### Your objective
Only the lines that include "звание" should be copied from the data below.

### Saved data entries
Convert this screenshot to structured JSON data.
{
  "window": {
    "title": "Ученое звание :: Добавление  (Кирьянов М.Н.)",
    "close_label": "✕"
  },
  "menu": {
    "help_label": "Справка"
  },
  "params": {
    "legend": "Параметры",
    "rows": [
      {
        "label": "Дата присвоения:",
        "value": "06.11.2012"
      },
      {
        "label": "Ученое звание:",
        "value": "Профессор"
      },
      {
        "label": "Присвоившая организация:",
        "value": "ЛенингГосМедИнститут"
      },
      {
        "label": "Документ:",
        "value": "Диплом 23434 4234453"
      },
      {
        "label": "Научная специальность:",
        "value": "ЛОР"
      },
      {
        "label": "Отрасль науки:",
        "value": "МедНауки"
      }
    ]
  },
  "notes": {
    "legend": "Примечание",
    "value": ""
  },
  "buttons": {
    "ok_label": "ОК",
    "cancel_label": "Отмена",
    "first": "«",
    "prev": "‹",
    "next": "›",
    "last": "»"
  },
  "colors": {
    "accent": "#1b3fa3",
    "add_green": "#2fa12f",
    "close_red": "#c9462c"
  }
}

### Exercise response
    "title": "Ученое звание :: Добавление  (Кирьянов М.Н.)",
        "label": "Ученое звание:",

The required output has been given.